* **About this task**
From the records below, copy out each line that has the word "tytułu".

Segment Start: The data

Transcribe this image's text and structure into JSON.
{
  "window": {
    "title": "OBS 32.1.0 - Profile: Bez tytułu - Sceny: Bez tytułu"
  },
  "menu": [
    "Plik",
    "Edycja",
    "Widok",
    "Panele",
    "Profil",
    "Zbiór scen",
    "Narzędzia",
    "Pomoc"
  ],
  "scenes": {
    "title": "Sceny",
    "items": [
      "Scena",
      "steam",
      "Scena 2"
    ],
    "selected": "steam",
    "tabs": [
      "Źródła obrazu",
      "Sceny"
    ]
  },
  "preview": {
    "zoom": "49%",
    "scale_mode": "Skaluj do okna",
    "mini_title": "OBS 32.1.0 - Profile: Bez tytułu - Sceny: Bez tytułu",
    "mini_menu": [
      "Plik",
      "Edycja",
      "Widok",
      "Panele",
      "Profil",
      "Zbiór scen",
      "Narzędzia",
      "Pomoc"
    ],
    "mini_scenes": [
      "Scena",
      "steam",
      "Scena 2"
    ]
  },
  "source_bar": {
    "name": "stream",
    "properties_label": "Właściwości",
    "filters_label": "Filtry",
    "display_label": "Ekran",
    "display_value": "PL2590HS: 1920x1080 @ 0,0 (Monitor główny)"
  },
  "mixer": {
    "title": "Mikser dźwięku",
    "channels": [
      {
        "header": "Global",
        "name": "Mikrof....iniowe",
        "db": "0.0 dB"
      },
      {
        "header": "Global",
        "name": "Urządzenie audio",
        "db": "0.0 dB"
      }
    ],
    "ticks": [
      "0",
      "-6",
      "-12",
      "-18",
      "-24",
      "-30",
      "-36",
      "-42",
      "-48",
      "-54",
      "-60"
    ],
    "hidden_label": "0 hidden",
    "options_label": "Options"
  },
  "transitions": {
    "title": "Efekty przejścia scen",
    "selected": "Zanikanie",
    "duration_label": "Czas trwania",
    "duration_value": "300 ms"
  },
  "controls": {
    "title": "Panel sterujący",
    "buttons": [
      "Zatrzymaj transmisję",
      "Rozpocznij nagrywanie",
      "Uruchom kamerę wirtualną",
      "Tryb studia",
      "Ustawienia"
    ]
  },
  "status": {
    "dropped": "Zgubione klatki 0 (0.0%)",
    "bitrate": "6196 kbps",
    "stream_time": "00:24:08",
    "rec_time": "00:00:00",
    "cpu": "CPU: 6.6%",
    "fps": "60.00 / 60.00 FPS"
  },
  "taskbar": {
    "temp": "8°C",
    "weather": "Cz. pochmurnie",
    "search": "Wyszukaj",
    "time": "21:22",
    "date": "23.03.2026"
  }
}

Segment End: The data

* **Result of the exercise**
    "title": "OBS 32.1.0 - Profile: Bez tytułu - Sceny: Bez tytułu"
    "mini_title": "OBS 32.1.0 - Profile: Bez tytułu - Sceny: Bez tytułu",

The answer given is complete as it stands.